**WHAT YOU NEED TO DO:** Reproduce each line of the listing exactly.

**EXTRACTED ENTRIES:**
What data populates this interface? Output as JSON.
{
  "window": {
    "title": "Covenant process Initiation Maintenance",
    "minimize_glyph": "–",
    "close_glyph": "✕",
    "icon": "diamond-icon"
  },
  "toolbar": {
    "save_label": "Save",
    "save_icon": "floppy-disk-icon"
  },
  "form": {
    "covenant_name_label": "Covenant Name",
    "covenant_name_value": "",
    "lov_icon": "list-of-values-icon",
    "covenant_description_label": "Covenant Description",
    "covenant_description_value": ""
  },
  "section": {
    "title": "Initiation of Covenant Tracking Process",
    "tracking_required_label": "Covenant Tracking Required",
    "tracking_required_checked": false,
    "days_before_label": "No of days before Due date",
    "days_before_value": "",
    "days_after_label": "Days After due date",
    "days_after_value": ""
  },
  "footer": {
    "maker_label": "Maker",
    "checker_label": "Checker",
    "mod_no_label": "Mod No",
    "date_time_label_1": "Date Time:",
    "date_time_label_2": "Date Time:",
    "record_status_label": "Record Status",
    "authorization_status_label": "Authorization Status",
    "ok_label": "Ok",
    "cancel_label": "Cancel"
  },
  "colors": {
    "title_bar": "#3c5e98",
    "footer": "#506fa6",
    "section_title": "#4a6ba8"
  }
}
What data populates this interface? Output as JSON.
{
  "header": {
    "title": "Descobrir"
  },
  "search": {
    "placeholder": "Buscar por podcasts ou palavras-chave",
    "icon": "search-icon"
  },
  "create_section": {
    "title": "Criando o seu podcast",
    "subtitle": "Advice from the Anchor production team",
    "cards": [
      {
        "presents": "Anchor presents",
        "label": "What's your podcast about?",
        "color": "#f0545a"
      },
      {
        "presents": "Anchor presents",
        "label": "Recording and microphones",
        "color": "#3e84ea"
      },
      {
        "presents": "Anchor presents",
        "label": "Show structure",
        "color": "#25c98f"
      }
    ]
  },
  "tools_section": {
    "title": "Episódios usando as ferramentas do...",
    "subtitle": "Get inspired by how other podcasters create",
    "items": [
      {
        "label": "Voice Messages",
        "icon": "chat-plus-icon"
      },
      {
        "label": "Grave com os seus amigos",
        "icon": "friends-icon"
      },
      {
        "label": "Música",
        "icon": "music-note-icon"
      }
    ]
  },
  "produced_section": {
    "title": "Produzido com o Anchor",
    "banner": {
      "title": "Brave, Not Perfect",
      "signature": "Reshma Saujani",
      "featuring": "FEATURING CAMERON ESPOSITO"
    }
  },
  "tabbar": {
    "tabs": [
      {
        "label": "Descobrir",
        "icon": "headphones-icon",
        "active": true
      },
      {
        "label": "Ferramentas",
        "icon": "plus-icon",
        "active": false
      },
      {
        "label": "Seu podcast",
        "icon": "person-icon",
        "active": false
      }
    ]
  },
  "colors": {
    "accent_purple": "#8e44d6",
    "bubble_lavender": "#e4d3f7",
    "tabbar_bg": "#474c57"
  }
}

**EXPECTED ANSWER:**
What data populates this interface? Output as JSON.
{
  "window": {
    "title": "Covenant process Initiation Maintenance",
    "minimize_glyph": "–",
    "close_glyph": "✕",
    "icon": "diamond-icon"
  },
  "toolbar": {
    "save_label": "Save",
    "save_icon": "floppy-disk-icon"
  },
  "form": {
    "covenant_name_label": "Covenant Name",
    "covenant_name_value": "",
    "lov_icon": "list-of-values-icon",
    "covenant_description_label": "Covenant Description",
    "covenant_description_value": ""
  },
  "section": {
    "title": "Initiation of Covenant Tracking Process",
    "tracking_required_label": "Covenant Tracking Required",
    "tracking_required_checked": false,
    "days_before_label": "No of days before Due date",
    "days_before_value": "",
    "days_after_label": "Days After due date",
    "days_after_value": ""
  },
  "footer": {
    "maker_label": "Maker",
    "checker_label": "Checker",
    "mod_no_label": "Mod No",
    "date_time_label_1": "Date Time:",
    "date_time_label_2": "Date Time:",
    "record_status_label": "Record Status",
    "authorization_status_label": "Authorization Status",
    "ok_label": "Ok",
    "cancel_label": "Cancel"
  },
  "colors": {
    "title_bar": "#3c5e98",
    "footer": "#506fa6",
    "section_title": "#4a6ba8"
  }
}
What data populates this interface? Output as JSON.
{
  "header": {
    "title": "Descobrir"
  },
  "search": {
    "placeholder": "Buscar por podcasts ou palavras-chave",
    "icon": "search-icon"
  },
  "create_section": {
    "title": "Criando o seu podcast",
    "subtitle": "Advice from the Anchor production team",
    "cards": [
      {
        "presents": "Anchor presents",
        "label": "What's your podcast about?",
        "color": "#f0545a"
      },
      {
        "presents": "Anchor presents",
        "label": "Recording and microphones",
        "color": "#3e84ea"
      },
      {
        "presents": "Anchor presents",
        "label": "Show structure",
        "color": "#25c98f"
      }
    ]
  },
  "tools_section": {
    "title": "Episódios usando as ferramentas do...",
    "subtitle": "Get inspired by how other podcasters create",
    "items": [
      {
        "label": "Voice Messages",
        "icon": "chat-plus-icon"
      },
      {
        "label": "Grave com os seus amigos",
        "icon": "friends-icon"
      },
      {
        "label": "Música",
        "icon": "music-note-icon"
      }
    ]
  },
  "produced_section": {
    "title": "Produzido com o Anchor",
    "banner": {
      "title": "Brave, Not Perfect",
      "signature": "Reshma Saujani",
      "featuring": "FEATURING CAMERON ESPOSITO"
    }
  },
  "tabbar": {
    "tabs": [
      {
        "label": "Descobrir",
        "icon": "headphones-icon",
        "active": true
      },
      {
        "label": "Ferramentas",
        "icon": "plus-icon",
        "active": false
      },
      {
        "label": "Seu podcast",
        "icon": "person-icon",
        "active": false
      }
    ]
  },
  "colors": {
    "accent_purple": "#8e44d6",
    "bubble_lavender": "#e4d3f7",
    "tabbar_bg": "#474c57"
  }
}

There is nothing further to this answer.